August 27, 2018

‘Greener’ anesthesia making a difference

One of our departments greened the anesthesia used in surgery, dramatically reducing its carbon emissions.

The Kaiser Permanente Diablo Area Anesthesia Department has been working hard to reduce its carbon footprint by greening the anesthesia used in surgery. The department has switched from using Desflurane, which remains in the atmosphere for 10 years, to Sevoflurane, which lasts just one year.

“By making a conscious choice to use more environmentally friendly anesthesia gas, we have reduced our carbon footprint significantly,” said Jeff Ghassemi, MD, chief of anesthesia. “From 2016 through the end of 2017, we have seen the reduction in greenhouse gas/CO2 emissions of 524 metric tons.”

For comparison, 524 metric tons of CO2 is the equivalent of:

  • 112 cars driven for one year
  • Nearly 1.3 million miles driven by an average passenger vehicle
  • Almost 60,000 gallons of gasoline consumed
  • One year’s worth of energy usage for 56 homes

On a day-to-day basis, the comparison is even clearer. “One hour of Desflurane use is equivalent to nearly 450 miles of driving, while one hour of Sevoflurane is equivalent to a little less than 8 miles of driving,” said Ed Cha, MD, anesthesiologist and department liaison to the Pharmacy & Therapeutics Committee.

Greening the operating room was not the only benefit of switching to Sevoflurane — it costs less, too. As a region, the anesthesia specialty has saved more than $400,000 by switching, despite an overall increase in OR caseload of 12 percent.

“The anesthesia chiefs in 2015 decided to eliminate the use of Desflorane because of its greenhouse effect and cost. Since then we have reduced its use by 83 percent regionwide. We should eliminate all use by 2019,” explained Alan Zneimer, MD, chief of anesthesia in the Greater Southern Alameda Area and chair of the chiefs in the Northern California Region.

Putting the cookie jar out of reach

After a performance improvement meeting in fall 2016, Diablo’s OR Department met as a group and decided to voluntarily eliminate Desflurane by the end of the year.

“This represents a significant change in practice, and required the teamwork and motivation of a large department of nurse anesthetists, physician anesthesiologists and anesthesia techs,” said anesthesiologist Cynthia Rahn, MD.
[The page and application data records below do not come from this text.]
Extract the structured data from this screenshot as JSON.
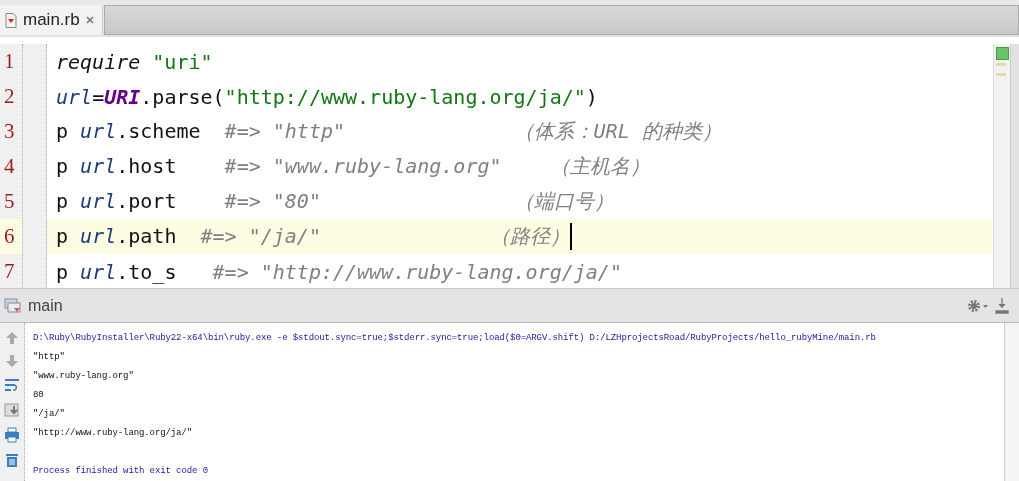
{
  "editor_tabs": [
    {
      "label": "main.rb",
      "selected": true
    }
  ],
  "editor": {
    "lines": [
      {
        "number": "1",
        "current": false,
        "tokens": [
          {
            "kind": "keyword",
            "text": "require "
          },
          {
            "kind": "string",
            "text": "\"uri\""
          }
        ]
      },
      {
        "number": "2",
        "current": false,
        "tokens": [
          {
            "kind": "var",
            "text": "url"
          },
          {
            "kind": "plain",
            "text": "="
          },
          {
            "kind": "const",
            "text": "URI"
          },
          {
            "kind": "plain",
            "text": ".parse("
          },
          {
            "kind": "string",
            "text": "\"http://www.ruby-lang.org/ja/\""
          },
          {
            "kind": "plain",
            "text": ")"
          }
        ]
      },
      {
        "number": "3",
        "current": false,
        "tokens": [
          {
            "kind": "plain",
            "text": "p "
          },
          {
            "kind": "var",
            "text": "url"
          },
          {
            "kind": "plain",
            "text": ".scheme  "
          },
          {
            "kind": "comment",
            "text": "#=> \"http\"              （体系：URL 的种类）"
          }
        ]
      },
      {
        "number": "4",
        "current": false,
        "tokens": [
          {
            "kind": "plain",
            "text": "p "
          },
          {
            "kind": "var",
            "text": "url"
          },
          {
            "kind": "plain",
            "text": ".host    "
          },
          {
            "kind": "comment",
            "text": "#=> \"www.ruby-lang.org\"    （主机名）"
          }
        ]
      },
      {
        "number": "5",
        "current": false,
        "tokens": [
          {
            "kind": "plain",
            "text": "p "
          },
          {
            "kind": "var",
            "text": "url"
          },
          {
            "kind": "plain",
            "text": ".port    "
          },
          {
            "kind": "comment",
            "text": "#=> \"80\"                （端口号）"
          }
        ]
      },
      {
        "number": "6",
        "current": true,
        "tokens": [
          {
            "kind": "plain",
            "text": "p "
          },
          {
            "kind": "var",
            "text": "url"
          },
          {
            "kind": "plain",
            "text": ".path  "
          },
          {
            "kind": "comment",
            "text": "#=> \"/ja/\"              （路径）"
          }
        ]
      },
      {
        "number": "7",
        "current": false,
        "tokens": [
          {
            "kind": "plain",
            "text": "p "
          },
          {
            "kind": "var",
            "text": "url"
          },
          {
            "kind": "plain",
            "text": ".to_s   "
          },
          {
            "kind": "comment",
            "text": "#=> \"http://www.ruby-lang.org/ja/\""
          }
        ]
      }
    ]
  },
  "run_panel": {
    "title": "main",
    "console": [
      {
        "kind": "command",
        "text": "D:\\Ruby\\RubyInstaller\\Ruby22-x64\\bin\\ruby.exe -e $stdout.sync=true;$stderr.sync=true;load($0=ARGV.shift) D:/LZHprojectsRoad/RubyProjects/hello_rubyMine/main.rb"
      },
      {
        "kind": "output",
        "text": "\"http\""
      },
      {
        "kind": "output",
        "text": "\"www.ruby-lang.org\""
      },
      {
        "kind": "output",
        "text": "80"
      },
      {
        "kind": "output",
        "text": "\"/ja/\""
      },
      {
        "kind": "output",
        "text": "\"http://www.ruby-lang.org/ja/\""
      },
      {
        "kind": "blank"
      },
      {
        "kind": "system",
        "text": "Process finished with exit code 0"
      }
    ]
  }
}
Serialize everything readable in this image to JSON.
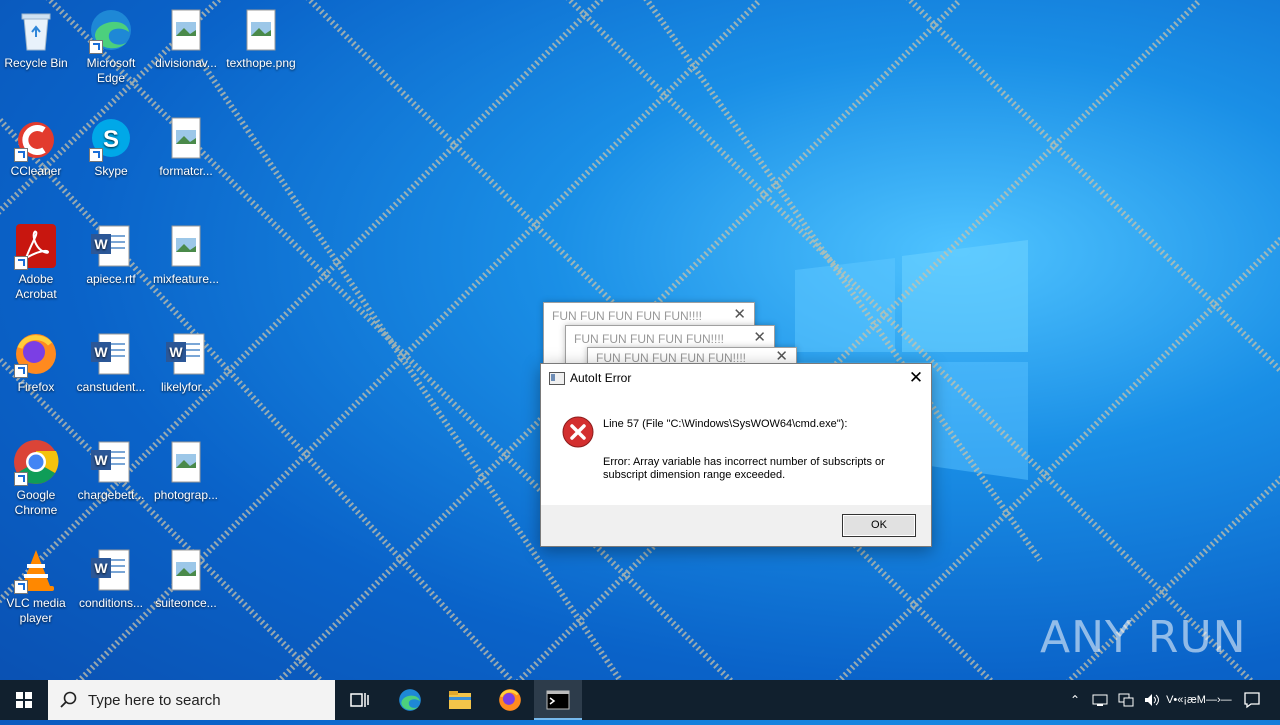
{
  "desktop_icons": [
    {
      "label": "Recycle Bin"
    },
    {
      "label": "Microsoft Edge"
    },
    {
      "label": "divisionav..."
    },
    {
      "label": "texthope.png"
    },
    {
      "label": "CCleaner"
    },
    {
      "label": "Skype"
    },
    {
      "label": "formatcr..."
    },
    {
      "label": "Adobe Acrobat"
    },
    {
      "label": "apiece.rtf"
    },
    {
      "label": "mixfeature..."
    },
    {
      "label": "Firefox"
    },
    {
      "label": "canstudent..."
    },
    {
      "label": "likelyfor..."
    },
    {
      "label": "Google Chrome"
    },
    {
      "label": "chargebett..."
    },
    {
      "label": "photograp..."
    },
    {
      "label": "VLC media player"
    },
    {
      "label": "conditions..."
    },
    {
      "label": "suiteonce..."
    }
  ],
  "background_windows": [
    {
      "title": "FUN FUN FUN FUN FUN!!!!"
    },
    {
      "title": "FUN FUN FUN FUN FUN!!!!"
    },
    {
      "title": "FUN FUN FUN FUN FUN!!!!"
    }
  ],
  "dialog": {
    "title": "AutoIt Error",
    "line": "Line 57  (File \"C:\\Windows\\SysWOW64\\cmd.exe\"):",
    "error": "Error: Array variable has incorrect number of subscripts or subscript dimension range exceeded.",
    "ok_label": "OK"
  },
  "taskbar": {
    "search_placeholder": "Type here to search",
    "tray_text": "V•«¡æM—›—"
  },
  "watermark": "ANY RUN",
  "colors": {
    "desktop_blue": "#0a63c9",
    "taskbar": "#11202e",
    "error_red": "#d32f2f"
  }
}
Switching anesthesia isn’t as simple as it sounds. Many providers were more comfortable using Desflurane because they had trained with it. Sevoflurane takes effect a bit more slowly and takes a little longer to wear off, and for these reasons practitioners considered Desflurane easier and more convenient to use.

It took the department working together to tweak the system to accommodate the slightly longer onset and post-surgery wait times. “When providers time it right, they can achieve similar efficiency with Sevoflurane, and it has an excellent safety record,” said Amy Bode, certified registered nurse anesthetist.

“To make it work, this had to be driven by those making the choices in the OR every day,” said Dr. Ghassemi.

Physician anesthesiologists and nurse anesthetists came up with a plan to keep Desflurane available as an option but remove it from the OR and place it in a nearby storage room. Meanwhile, Sevoflurane was kept right at hand in the OR.

“We agreed to put the ‘cookie jar’ out of reach,” said Brett Coleman, CRNA. “That little bump in activation energy required to use Desflurane helped us combat a tendency to go with what’s easier but is overall more harmful to the planet.”

Kaiser Permanente as a whole has pledged to become carbon neutral 2020, which is only 2 years away. And the Diablo Anesthesia Department is proud to be part of that. “We’re doing our part, one anesthetic at a time,” said Jacqueline Crist, CRNA.